When we lived in Ottawa, I was working a desk job that I expected I would be in. But I wasn’t happy. I felt that I was not living up to my potential. It was when I went to church that I found the right conditions for growing that seed that I felt deep down inside me. The people in the church used their many varied gifts to help me develop my own sense of faith, and how I was going to live that faith. When I realized Christ living in me, that’s when I was open to his call in my life. In gardening terms you might say I was transplanted from a dry, neglected pot into one full of rich soil where expert gardeners helped me to grow. Each with their own skills in nurturing me in understanding the Christ within. They are part of my family. And they continue to support and care for my family even across the miles.

Did I expect that growing in my faith would lead to this? No! But this is where I feel I am called. We all have our own callings in life.

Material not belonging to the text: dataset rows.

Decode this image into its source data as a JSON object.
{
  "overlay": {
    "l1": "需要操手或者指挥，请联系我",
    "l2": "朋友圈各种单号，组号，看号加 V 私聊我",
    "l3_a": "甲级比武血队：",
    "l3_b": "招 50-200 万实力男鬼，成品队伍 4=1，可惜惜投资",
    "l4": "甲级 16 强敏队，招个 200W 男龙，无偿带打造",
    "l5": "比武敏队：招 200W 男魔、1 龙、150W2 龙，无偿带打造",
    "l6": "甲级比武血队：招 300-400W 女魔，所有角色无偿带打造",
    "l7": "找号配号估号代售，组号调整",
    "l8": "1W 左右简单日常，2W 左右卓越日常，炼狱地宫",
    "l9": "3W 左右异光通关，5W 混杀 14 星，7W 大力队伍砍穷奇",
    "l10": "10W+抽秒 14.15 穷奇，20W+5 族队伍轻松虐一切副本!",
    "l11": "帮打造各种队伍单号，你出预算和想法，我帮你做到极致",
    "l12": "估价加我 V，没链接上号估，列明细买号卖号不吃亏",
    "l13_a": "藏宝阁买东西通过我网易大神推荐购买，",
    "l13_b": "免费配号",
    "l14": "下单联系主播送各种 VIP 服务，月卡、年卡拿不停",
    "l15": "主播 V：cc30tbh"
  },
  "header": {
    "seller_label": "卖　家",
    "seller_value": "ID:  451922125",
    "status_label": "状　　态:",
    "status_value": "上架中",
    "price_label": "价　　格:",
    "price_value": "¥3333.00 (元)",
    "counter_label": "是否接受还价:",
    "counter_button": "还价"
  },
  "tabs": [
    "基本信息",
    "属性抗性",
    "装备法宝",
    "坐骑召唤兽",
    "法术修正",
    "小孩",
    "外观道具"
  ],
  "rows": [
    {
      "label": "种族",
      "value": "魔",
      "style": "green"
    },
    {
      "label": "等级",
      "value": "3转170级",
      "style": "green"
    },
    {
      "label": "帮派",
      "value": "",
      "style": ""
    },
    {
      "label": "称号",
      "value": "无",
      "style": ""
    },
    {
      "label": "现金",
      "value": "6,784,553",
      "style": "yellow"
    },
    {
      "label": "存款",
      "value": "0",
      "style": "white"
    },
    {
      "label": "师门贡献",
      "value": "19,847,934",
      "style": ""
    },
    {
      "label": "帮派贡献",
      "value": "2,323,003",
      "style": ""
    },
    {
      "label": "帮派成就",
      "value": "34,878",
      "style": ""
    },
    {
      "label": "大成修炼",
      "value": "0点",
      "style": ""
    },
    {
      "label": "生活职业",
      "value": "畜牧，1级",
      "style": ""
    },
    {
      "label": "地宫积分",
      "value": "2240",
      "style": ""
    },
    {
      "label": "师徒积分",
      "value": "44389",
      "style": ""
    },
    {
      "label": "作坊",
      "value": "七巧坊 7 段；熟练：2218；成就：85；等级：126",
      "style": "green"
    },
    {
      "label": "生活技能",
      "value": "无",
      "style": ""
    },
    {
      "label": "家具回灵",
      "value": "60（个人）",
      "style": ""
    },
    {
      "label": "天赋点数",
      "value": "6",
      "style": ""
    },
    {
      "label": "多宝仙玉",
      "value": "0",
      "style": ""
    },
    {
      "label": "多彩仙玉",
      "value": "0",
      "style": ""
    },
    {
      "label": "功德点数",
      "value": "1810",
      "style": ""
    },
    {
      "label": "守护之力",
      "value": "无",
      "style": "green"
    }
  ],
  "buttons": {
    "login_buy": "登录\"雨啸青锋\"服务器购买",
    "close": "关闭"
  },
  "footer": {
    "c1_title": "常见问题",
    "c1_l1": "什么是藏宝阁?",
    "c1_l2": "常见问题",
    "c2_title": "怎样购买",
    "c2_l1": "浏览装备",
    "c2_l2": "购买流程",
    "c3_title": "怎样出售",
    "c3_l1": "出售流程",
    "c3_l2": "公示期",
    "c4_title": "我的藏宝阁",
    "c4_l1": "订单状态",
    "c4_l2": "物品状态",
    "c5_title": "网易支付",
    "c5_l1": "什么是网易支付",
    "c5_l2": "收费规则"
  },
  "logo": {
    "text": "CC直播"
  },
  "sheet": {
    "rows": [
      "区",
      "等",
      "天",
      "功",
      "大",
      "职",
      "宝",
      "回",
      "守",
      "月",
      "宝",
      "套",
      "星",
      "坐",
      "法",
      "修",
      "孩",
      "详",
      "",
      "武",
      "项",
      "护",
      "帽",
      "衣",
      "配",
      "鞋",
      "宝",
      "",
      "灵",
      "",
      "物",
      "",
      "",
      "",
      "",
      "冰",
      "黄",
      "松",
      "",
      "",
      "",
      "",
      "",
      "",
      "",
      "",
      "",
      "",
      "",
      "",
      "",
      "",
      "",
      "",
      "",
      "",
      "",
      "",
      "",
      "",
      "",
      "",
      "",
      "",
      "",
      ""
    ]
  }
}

We don’t all have to be preachers. All of us can live out our commitment to Jesus Christ in whatever we do. Just as all seeds are different in what they produce, we too are all different in our own lives as we live outwardly what Christ living in us leads us to do. The joy of being in the church is when we see people’s lives transformed when they are experiencing and using their own God given gifts.

We are all part of God’s garden. Growing, blossoming in our own understanding of our relationship to Christ. But we also have roles to play in the nurturing of others. To make the garden as fruitful and productive as we can.

Think about this for a moment: It is the greatest gardens that get the most visitors. What is one of the most popular attractions in Halifax? The Public Gardens, a beautiful oasis in the midst of the city. People come from all over to see it, and think about the support it received after Hurricane Juan.

The excitement of living out our calling as Christians, acknowledging the Christ living in ourselves, and collectively in our community makes the church a beacon in the world around it. As we blossom and grow, the people around us will see our lives renewed, and want to be part of our family.

We can then expand the garden, reach out to even more people. By living out our faith in the world around us, by being excited about our faith, the church can do its work as preparing God’s harvest. The seeds can grow and bear fruit to all who enter. As people look for hope and love, the church that blooms is the church that can nurture those who seek Christ in their own lives. Something that we can ponder and think about is

How might we be the best gardeners we can be for the people of God?